### Directions
In the records below, count each line where the word "sulla" appears, and reply with that number only.

### Data for processing
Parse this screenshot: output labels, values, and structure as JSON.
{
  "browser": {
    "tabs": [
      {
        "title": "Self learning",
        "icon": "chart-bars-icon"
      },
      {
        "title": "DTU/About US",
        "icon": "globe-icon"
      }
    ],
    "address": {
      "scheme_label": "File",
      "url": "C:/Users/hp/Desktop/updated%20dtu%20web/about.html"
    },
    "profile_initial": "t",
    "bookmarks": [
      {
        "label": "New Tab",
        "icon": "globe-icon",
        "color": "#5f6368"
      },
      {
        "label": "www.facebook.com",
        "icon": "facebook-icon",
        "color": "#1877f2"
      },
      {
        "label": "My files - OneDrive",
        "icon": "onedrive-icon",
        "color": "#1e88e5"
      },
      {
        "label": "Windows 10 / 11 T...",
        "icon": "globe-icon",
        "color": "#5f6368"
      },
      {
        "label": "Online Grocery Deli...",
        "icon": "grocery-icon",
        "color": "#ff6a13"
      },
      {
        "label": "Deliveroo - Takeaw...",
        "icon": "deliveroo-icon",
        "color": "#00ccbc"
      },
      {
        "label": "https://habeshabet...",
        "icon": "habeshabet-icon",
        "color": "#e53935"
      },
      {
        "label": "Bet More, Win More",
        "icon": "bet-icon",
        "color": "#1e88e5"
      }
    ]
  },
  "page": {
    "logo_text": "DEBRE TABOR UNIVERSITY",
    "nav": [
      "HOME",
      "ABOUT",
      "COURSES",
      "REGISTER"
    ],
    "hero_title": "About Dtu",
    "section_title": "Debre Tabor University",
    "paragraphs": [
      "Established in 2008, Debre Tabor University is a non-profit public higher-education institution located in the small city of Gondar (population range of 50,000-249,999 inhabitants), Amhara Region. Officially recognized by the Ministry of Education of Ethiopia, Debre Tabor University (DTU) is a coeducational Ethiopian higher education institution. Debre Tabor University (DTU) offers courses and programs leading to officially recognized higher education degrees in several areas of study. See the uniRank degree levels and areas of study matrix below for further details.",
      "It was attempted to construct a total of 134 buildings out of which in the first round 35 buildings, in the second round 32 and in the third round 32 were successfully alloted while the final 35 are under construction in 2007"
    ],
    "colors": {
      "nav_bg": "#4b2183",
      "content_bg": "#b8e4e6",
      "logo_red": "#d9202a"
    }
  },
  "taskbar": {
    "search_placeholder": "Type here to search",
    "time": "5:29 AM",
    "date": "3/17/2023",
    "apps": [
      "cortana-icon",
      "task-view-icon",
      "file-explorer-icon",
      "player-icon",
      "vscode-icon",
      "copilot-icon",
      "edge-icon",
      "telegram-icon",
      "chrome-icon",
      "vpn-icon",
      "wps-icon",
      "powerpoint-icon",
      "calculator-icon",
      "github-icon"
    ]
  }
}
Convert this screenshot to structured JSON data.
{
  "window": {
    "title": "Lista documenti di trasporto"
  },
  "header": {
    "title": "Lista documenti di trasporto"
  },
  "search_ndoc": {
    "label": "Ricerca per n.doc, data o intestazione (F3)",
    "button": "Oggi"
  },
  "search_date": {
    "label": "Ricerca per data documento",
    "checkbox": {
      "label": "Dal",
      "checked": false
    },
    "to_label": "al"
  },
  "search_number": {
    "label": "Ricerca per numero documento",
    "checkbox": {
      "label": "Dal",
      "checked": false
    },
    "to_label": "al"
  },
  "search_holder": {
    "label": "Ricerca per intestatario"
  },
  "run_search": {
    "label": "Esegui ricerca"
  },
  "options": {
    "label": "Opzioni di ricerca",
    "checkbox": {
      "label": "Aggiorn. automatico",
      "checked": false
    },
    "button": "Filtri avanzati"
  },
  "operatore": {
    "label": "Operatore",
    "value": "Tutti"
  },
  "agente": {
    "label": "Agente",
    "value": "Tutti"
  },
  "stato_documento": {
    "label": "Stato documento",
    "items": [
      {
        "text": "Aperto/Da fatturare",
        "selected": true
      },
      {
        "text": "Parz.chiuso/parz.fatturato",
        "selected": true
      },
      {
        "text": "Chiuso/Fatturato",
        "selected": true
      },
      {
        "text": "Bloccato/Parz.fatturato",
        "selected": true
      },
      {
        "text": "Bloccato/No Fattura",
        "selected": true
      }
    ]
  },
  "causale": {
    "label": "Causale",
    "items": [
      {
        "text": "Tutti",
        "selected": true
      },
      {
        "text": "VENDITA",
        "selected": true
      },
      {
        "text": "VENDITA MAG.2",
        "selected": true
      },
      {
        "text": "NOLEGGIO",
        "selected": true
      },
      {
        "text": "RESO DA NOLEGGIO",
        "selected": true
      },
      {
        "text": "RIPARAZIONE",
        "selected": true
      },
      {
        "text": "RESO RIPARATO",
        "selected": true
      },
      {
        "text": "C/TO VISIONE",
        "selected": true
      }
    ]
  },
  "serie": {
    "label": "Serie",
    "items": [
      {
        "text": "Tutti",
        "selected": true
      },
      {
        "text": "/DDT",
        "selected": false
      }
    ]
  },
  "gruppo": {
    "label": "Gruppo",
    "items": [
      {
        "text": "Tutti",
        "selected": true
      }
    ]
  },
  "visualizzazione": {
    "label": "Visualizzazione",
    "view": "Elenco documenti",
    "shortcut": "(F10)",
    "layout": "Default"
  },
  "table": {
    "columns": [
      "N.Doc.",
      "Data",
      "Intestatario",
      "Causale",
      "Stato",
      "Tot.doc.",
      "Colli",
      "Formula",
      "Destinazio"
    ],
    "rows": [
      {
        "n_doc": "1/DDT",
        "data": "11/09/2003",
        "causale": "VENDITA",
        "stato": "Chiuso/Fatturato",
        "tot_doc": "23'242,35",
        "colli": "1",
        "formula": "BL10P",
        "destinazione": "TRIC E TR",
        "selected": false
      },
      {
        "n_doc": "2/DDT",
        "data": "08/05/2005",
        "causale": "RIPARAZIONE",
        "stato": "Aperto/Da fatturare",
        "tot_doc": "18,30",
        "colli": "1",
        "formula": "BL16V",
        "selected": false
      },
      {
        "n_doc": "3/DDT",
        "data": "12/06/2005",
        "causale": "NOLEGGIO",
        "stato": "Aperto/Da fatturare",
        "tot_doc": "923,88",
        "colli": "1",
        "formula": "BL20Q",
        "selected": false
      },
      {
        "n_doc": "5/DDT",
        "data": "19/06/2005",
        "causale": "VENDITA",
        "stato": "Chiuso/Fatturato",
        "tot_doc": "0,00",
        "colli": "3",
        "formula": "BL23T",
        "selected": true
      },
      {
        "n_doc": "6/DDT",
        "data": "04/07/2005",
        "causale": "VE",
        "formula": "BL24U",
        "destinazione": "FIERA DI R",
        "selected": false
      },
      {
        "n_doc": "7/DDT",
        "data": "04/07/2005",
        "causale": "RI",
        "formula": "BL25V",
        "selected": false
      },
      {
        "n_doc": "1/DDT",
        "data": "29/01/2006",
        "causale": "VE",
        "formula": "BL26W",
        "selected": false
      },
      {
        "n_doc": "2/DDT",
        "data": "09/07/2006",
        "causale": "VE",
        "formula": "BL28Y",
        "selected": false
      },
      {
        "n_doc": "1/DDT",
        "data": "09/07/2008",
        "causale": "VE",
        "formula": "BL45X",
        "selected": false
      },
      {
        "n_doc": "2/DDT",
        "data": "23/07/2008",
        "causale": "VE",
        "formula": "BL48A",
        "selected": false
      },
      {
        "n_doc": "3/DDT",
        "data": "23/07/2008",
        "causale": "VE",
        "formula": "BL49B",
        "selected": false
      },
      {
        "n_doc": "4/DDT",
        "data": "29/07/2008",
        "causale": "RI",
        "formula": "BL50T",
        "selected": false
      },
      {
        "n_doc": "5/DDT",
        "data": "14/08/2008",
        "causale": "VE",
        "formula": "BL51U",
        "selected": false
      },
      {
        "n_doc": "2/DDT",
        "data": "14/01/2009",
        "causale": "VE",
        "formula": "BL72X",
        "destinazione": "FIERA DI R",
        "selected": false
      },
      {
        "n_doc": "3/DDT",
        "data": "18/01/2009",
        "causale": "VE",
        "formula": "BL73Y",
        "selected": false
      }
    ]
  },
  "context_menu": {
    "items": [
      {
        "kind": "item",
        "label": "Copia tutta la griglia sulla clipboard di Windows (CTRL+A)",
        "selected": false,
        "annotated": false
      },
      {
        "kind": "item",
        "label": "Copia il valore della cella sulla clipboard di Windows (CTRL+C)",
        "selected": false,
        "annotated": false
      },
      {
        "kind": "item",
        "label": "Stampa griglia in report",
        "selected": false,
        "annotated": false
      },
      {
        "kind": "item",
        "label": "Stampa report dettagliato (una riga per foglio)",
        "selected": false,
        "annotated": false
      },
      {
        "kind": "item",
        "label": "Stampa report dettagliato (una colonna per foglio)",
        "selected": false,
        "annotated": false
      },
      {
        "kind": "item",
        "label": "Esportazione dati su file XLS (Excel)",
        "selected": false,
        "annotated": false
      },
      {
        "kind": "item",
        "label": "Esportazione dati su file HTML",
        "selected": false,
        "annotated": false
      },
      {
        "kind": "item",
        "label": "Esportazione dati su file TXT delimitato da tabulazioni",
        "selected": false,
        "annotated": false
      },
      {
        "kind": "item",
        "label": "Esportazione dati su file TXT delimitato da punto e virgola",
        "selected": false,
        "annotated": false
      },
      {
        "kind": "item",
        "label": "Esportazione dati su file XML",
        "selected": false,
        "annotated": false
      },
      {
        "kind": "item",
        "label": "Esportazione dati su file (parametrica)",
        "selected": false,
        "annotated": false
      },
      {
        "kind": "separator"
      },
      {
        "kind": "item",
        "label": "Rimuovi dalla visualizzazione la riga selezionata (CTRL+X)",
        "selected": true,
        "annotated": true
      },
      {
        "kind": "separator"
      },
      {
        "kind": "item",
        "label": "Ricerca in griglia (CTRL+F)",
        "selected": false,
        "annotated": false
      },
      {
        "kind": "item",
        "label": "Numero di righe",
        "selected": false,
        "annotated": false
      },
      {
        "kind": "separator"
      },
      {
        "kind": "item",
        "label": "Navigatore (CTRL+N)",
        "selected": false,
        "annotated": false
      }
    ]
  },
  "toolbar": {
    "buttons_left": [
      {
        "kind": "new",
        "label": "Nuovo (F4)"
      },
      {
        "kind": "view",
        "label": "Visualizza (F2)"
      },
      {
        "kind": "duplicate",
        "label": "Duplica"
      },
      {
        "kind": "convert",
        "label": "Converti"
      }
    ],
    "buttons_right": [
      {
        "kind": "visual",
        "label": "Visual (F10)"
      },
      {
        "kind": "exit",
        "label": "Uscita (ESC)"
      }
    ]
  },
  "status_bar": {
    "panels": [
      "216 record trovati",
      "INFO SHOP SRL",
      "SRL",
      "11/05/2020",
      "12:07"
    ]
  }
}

### Answer box
2